Shifting gears, how much exactly has Mike Leach accomplished as Texas Tech? They hovered around .500 under his predecessor Sonny Dykes. Leach has clearly elevated the Red Raider program, just as Greg Schiano has done at Rutgers in recent years. However, one major knock on Schiano is that while his relative accomplishments are impressive, finishing 8-4 every year against a middling schedule is less so. That may be true, but it's interesting how there's a bit of a double standard at play here. Texas Tech scheduled two FCS opponents on route to 11 wins last year, and had a fair chance to play for the national championship before losing to Oklahoma.
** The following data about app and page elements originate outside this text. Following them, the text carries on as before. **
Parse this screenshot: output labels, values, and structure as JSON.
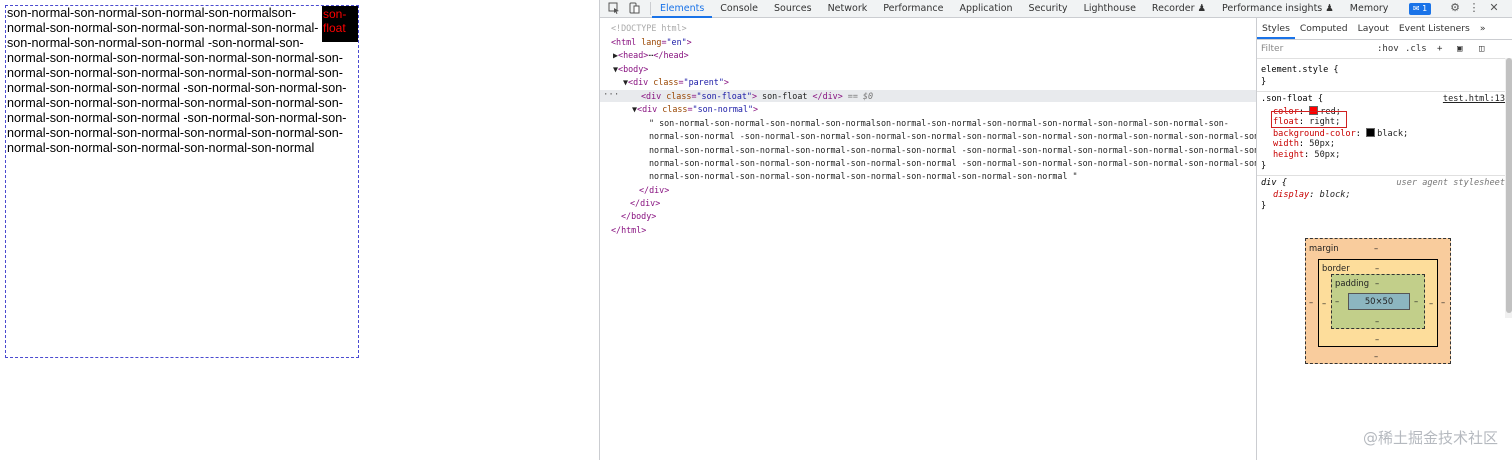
{
  "preview": {
    "float_text_line1": "son-",
    "float_text_line2": "float",
    "normal_lines": [
      "son-normal-son-normal-son-normal-son-normalson-",
      "normal-son-normal-son-normal-son-normal-son-normal-",
      "son-normal-son-normal-son-normal -son-normal-son-",
      "normal-son-normal-son-normal-son-normal-son-normal-son-",
      "normal-son-normal-son-normal-son-normal-son-normal-son-",
      "normal-son-normal-son-normal -son-normal-son-normal-son-",
      "normal-son-normal-son-normal-son-normal-son-normal-son-",
      "normal-son-normal-son-normal -son-normal-son-normal-son-",
      "normal-son-normal-son-normal-son-normal-son-normal-son-",
      "normal-son-normal-son-normal-son-normal-son-normal"
    ]
  },
  "devtools": {
    "tabs": [
      "Elements",
      "Console",
      "Sources",
      "Network",
      "Performance",
      "Application",
      "Security",
      "Lighthouse",
      "Recorder ♟",
      "Performance insights ♟",
      "Memory"
    ],
    "active_tab": "Elements",
    "issues_badge": "1",
    "tree": {
      "doctype": "<!DOCTYPE html>",
      "html_open": "<html",
      "html_attr": "lang",
      "html_val": "\"en\"",
      "head_line": "<head>",
      "head_close": "</head>",
      "body_open": "<body>",
      "div_open": "<div",
      "class_attr": "class",
      "parent_val": "\"parent\"",
      "float_val": "\"son-float\"",
      "float_text": "son-float",
      "div_close": "</div>",
      "selected_marker": "== $0",
      "normal_val": "\"son-normal\"",
      "normal_text_lines": [
        "\" son-normal-son-normal-son-normal-son-normalson-normal-son-normal-son-normal-son-normal-son-normal-son-normal-son-",
        "normal-son-normal -son-normal-son-normal-son-normal-son-normal-son-normal-son-normal-son-normal-son-normal-son-normal-son-",
        "normal-son-normal-son-normal-son-normal-son-normal-son-normal -son-normal-son-normal-son-normal-son-normal-son-normal-son-",
        "normal-son-normal-son-normal-son-normal-son-normal-son-normal -son-normal-son-normal-son-normal-son-normal-son-normal-son-",
        "normal-son-normal-son-normal-son-normal-son-normal-son-normal-son-normal-son-normal \""
      ],
      "body_close": "</body>",
      "html_close": "</html>"
    },
    "styles_tabs": [
      "Styles",
      "Computed",
      "Layout",
      "Event Listeners",
      "»"
    ],
    "filter_placeholder": "Filter",
    "hov": ":hov",
    "cls": ".cls",
    "rules": {
      "element_style": "element.style {",
      "close": "}",
      "son_float_selector": ".son-float {",
      "son_float_source": "test.html:13",
      "color_prop": "color",
      "color_val": "red;",
      "float_prop": "float",
      "float_val": "right;",
      "bg_prop": "background-color",
      "bg_val": "black;",
      "width_prop": "width",
      "width_val": "50px;",
      "height_prop": "height",
      "height_val": "50px;",
      "div_selector": "div {",
      "ua_label": "user agent stylesheet",
      "display_prop": "display",
      "display_val": "block;"
    },
    "box_model": {
      "margin_label": "margin",
      "border_label": "border",
      "padding_label": "padding",
      "content": "50×50",
      "dash": "–"
    }
  },
  "watermark": "@稀土掘金技术社区",
  "colors": {
    "accent": "#1a73e8",
    "float_text": "#ff0000",
    "highlight_box": "#d02020"
  }
}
Leach has essentially averaged 8.5 wins a year against one of the worst non-conference slates in the country. They did play a great schedule in 2002, and a decent one in 2003, but after that, it's zilch outside of TCU. Yes, Texas Tech under Mike Leach has not scheduled a BCS conference opponent out of conference in six years. For all the grief that Rutgers got over their 2009 schedule, even RU has played more than that, which does a fair bit to bridge the competitive gap between the Big XII and Big East. Those eight and nine win seasons don't look as impressive when you consider that Leach didn't have any good OOC victories, and was usually beating up the Big XII North dregs in conference before losing to Texas and Oklahoma. Unfortunately, no one seems to care about strength of schedule.
In light of all this, it's clear that there's at least a decent case that Schiano is roughly at the same level as Leach. His teams may not be as flashy, and he may not give as good quotes (Coach's pressers are downright banal). If not for some downright hideous Big East conference bowl tie-ins, which are so disproportionately weak that the Big East has done very well in recent Decembers, the gap in the record books would be even closer.
Now, Greg Schiano is a pretty intense guy, and can have a reputation for being stubborn and controlling, but I can't really forsee any future scenario occuring along the lines of the ongoing Leach drama. Maybe, just maybe, he'll pull an Urban Meyer at some point. Gregs a good coach; not Lombardi re-incarnate, but a good coach, and a good fit for Rutgers. A little over one more season and he'll have been on the sidelines for more games than anyone else in program history. Our coach has entirely remade the program in his image, a process that has had some bumps along the way, but everyone can pretty much agree has been an overwhelming net positive.
Greg Schiano at Rutgers is now an institution, which is why he'll likely stay at Rutgers for decades to come. It helps that, unlike Leach, he's curried a good relationship with the university and athletic administrations. Arguably, he IS the athletic department, with no other remaining independent power bases with their own agendas. Which, probably is not a bad thing at all, and a good indicator of future stability and progress. Hence, nothing we'll assuredly never see anything like the ongoing Tech drama, although I'm certain the Rutgers community would unleash a similar outcry of fury and indignation in the face of any perceived threats to the coach or the program's continued well-being.